  25. Make best intentions a reality. I have these little instincts and inklings that I can’t explain that compel me to be in touch with a friend or to reach out to someone in need in some way.  I have never regretted following through with those promptings but I have felt that  ignoring or putting off responding to that inner voice has resulted in a missed opportunity to make a significant difference in someone’s day.  I resolve to put my love into action.
  26. Meet perceived needs. All of us are needy but we may not be aware of deeper soul-needs because we are blocked by the tangible needs in our lives.  Someone may ultimately need a restored relationship with Jesus but s/he may only be able to see the need to resolve conflict in a personal relationship.  If I can help meet the need on the radar of the person in my sphere of influence, meeting that need will provide the opportunity to continue to speak about deeper truths.  Like the saying (attributed to St. Francis of Assisi) goes, “preach the gospel and, if necessary, use words”.

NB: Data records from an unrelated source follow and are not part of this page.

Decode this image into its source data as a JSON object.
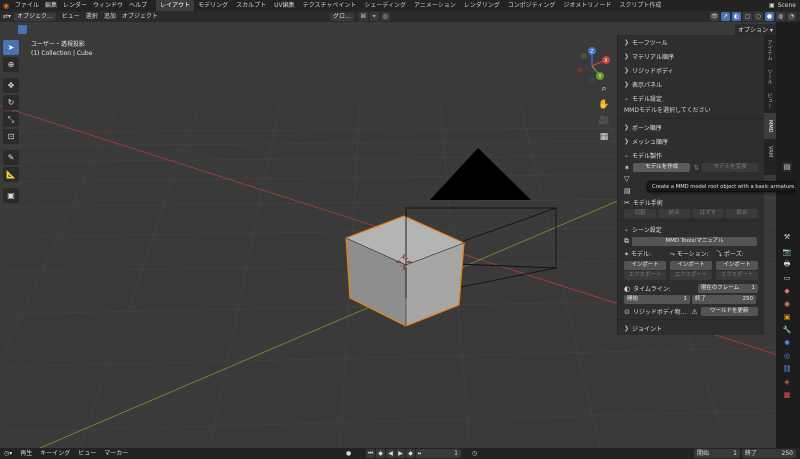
{
  "menu": {
    "items": [
      "ファイル",
      "編集",
      "レンダー",
      "ウィンドウ",
      "ヘルプ"
    ],
    "workspace_tabs": [
      "レイアウト",
      "モデリング",
      "スカルプト",
      "UV編集",
      "テクスチャペイント",
      "シェーディング",
      "アニメーション",
      "レンダリング",
      "コンポジティング",
      "ジオメトリノード",
      "スクリプト作成"
    ],
    "scene": "Scene"
  },
  "viewport_header": {
    "mode": "オブジェク...",
    "menus": [
      "ビュー",
      "選択",
      "追加",
      "オブジェクト"
    ],
    "transform_orientation": "グロ...",
    "options": "オプション"
  },
  "viewport_info": {
    "line1": "ユーザー・透視投影",
    "line2": "(1) Collection | Cube"
  },
  "gizmo": {
    "x": "X",
    "y": "Y",
    "z": "Z"
  },
  "npanel": {
    "morph_tools": "モーフツール",
    "material_order": "マテリアル順序",
    "rigid_body": "リジッドボディ",
    "display_panel": "表示パネル",
    "model_settings": "モデル設定",
    "select_model_note": "MMDモデルを選択してください",
    "bone_order": "ボーン順序",
    "mesh_order": "メッシュ順序",
    "model_production": "モデル製作",
    "create_model": "モデルを作成",
    "convert_model": "モデルを変換",
    "model_handwork": "モデル手術",
    "split": "切割",
    "join": "結合",
    "separate": "はずす",
    "merge": "統合",
    "scene_settings": "シーン設定",
    "manual_button": "MMD Tools/マニュアル",
    "model_label": "モデル:",
    "motion_label": "モーション:",
    "pose_label": "ポーズ:",
    "import": "インポート",
    "export": "エクスポート",
    "timeline_label": "タイムライン:",
    "current_frame_label": "現在のフレーム",
    "current_frame_value": "1",
    "start_label": "開始",
    "start_value": "1",
    "end_label": "終了",
    "end_value": "250",
    "rigid_body_physics": "リジッドボディ物...",
    "update_world": "ワールドを更新",
    "joints": "ジョイント"
  },
  "vtabs": [
    "アイテム",
    "ツール",
    "ビュー",
    "MMD",
    "VRM"
  ],
  "tooltip": "Create a MMD model root object with a basic armature.",
  "timeline": {
    "menus": [
      "再生",
      "キーイング",
      "ビュー",
      "マーカー"
    ],
    "current_frame": "1",
    "start_label": "開始",
    "start": "1",
    "end_label": "終了",
    "end": "250"
  },
  "colors": {
    "accent": "#4772b3",
    "selection_outline": "#e87d0d",
    "x_axis": "#b33a3a",
    "y_axis": "#6b9a2b"
  }
}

  27. Seek first to understand, then to be understood.  Another clever Covey suggested that this is one of the habits of highly successful people.  I think about it in these terms:  when you enter a room do your words and actions communicate, “here I am” or “there you are”?  I want to be a “there you are” person who considers others first.
  28. Eat less, move more. My first formal manifesto was created as a result of my intention to live a healthier life.  The specifics are here and they still hold true.  This expression makes it feel manageable though, so I cling to it’s simplicity.
  29. Eat a frog before breakfast.  This principle has been popularized in the business world but is solid advice for managing daily tasks and avoiding procrastination:  get the thing that you are most dreading out of the way first thing and your day can only get better!
  30. Blog it. Maybe I won’t always want to post my entries for the masses but processing my joys and challenges “on paper” is cathartic, creative, and clarifying.  Reflecting and writing is time well spent.

 

So, what intentions might make your top thirty?  Have you ever considered creating a manifesto?  If so, what prevents you from following through?  Leave your comments below – I love to hear from you!